What is being asked:
Please state how many lines in the records that follow include "respuestas", with no other output.

Excerpts from an interface dataset:
┌──

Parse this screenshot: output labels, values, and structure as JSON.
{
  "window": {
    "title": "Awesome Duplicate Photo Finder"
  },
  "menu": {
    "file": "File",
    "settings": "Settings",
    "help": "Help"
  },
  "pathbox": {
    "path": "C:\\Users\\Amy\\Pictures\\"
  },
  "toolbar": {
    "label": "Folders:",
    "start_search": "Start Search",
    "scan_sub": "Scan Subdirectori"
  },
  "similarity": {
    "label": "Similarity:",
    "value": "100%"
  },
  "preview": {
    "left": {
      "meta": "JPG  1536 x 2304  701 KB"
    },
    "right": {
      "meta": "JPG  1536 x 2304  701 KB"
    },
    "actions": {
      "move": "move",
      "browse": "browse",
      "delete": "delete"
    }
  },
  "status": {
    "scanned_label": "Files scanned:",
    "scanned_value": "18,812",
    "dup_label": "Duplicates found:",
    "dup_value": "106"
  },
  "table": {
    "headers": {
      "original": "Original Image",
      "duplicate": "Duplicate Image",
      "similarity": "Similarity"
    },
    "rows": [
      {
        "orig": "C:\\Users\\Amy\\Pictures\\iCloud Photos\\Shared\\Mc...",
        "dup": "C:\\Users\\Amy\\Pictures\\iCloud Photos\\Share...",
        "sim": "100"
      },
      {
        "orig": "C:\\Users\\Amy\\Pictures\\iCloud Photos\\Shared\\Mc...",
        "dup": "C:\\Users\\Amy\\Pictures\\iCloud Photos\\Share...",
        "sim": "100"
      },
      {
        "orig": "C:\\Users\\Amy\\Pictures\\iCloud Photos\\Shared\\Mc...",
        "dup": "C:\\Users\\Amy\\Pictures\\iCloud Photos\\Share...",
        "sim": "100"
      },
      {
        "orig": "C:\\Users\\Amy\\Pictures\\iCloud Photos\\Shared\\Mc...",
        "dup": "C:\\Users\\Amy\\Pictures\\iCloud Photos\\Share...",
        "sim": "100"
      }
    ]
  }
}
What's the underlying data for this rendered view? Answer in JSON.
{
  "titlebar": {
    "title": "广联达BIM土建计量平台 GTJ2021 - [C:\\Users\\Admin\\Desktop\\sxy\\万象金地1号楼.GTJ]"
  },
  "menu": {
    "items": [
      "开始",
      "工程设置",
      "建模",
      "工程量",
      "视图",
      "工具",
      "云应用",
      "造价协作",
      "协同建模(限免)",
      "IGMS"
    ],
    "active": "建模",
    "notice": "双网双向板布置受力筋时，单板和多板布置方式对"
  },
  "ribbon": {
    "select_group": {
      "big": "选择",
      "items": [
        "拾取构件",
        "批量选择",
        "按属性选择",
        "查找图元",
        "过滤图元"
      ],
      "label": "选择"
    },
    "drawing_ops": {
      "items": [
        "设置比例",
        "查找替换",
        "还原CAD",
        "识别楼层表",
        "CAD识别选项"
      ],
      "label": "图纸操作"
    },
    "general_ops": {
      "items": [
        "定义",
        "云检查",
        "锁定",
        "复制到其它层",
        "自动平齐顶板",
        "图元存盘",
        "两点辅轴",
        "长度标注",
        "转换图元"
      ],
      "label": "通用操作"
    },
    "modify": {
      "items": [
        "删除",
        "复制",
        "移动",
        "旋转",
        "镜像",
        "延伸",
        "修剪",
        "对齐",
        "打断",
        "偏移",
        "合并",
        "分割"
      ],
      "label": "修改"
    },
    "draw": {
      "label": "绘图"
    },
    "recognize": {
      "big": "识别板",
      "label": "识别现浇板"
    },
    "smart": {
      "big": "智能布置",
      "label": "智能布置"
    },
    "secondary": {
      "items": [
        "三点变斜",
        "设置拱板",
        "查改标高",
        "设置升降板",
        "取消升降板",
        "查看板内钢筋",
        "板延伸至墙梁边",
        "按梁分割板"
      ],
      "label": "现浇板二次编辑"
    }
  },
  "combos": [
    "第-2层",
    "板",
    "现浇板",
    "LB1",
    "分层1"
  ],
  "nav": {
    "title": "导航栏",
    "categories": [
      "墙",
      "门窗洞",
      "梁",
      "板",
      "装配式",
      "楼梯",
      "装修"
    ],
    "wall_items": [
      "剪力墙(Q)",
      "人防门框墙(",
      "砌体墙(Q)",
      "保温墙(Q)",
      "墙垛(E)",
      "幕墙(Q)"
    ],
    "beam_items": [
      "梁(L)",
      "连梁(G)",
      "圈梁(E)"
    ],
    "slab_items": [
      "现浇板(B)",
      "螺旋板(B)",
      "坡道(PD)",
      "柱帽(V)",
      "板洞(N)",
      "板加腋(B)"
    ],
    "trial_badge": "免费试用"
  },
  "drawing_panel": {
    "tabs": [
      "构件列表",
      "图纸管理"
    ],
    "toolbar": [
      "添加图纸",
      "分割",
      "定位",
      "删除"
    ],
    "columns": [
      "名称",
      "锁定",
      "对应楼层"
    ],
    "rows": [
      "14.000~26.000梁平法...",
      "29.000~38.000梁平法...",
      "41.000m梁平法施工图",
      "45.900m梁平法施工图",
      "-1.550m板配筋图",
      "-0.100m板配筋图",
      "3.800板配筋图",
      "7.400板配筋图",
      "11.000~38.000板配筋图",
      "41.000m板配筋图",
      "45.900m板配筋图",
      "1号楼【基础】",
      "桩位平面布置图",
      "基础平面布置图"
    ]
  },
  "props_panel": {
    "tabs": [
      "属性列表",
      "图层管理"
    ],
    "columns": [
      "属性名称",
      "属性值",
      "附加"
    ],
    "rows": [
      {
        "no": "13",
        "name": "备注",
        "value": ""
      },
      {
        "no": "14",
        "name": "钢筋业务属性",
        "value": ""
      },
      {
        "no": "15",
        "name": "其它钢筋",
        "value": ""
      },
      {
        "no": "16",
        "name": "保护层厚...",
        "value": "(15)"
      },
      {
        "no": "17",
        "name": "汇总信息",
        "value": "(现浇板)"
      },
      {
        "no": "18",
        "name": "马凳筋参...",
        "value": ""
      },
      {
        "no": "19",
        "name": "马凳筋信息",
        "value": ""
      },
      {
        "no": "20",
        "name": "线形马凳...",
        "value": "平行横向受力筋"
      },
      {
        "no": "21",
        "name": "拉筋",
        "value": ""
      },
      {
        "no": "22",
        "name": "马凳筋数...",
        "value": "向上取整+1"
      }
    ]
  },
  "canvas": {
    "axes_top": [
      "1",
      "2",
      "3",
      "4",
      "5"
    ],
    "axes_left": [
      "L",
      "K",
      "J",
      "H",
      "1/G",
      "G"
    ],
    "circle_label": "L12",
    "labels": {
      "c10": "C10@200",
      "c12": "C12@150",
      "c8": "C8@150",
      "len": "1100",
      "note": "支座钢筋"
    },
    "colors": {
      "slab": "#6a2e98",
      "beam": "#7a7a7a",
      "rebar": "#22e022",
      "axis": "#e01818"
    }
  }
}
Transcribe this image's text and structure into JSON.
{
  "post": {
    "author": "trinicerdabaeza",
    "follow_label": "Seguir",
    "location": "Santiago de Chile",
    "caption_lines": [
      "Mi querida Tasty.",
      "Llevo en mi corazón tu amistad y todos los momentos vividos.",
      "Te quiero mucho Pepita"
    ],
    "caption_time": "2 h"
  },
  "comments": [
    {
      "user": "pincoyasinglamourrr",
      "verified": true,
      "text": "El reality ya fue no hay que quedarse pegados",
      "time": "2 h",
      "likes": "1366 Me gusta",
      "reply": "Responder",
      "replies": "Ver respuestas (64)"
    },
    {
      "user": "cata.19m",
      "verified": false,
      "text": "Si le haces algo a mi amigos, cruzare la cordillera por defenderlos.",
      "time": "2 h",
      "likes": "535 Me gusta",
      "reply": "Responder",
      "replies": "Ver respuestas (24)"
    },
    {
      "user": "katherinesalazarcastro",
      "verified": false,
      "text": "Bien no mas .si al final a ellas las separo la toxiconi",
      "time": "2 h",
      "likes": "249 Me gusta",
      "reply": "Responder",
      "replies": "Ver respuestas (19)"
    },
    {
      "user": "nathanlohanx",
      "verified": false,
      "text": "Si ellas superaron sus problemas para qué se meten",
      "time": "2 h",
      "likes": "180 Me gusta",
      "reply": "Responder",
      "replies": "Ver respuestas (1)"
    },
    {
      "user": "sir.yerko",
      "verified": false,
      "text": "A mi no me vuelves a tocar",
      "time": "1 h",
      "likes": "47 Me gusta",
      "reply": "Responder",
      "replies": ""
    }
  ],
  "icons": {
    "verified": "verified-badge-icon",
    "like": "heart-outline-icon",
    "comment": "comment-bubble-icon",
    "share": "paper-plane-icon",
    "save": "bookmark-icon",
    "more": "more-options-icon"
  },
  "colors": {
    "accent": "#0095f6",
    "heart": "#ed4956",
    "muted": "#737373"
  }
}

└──

Response for this exercise:
4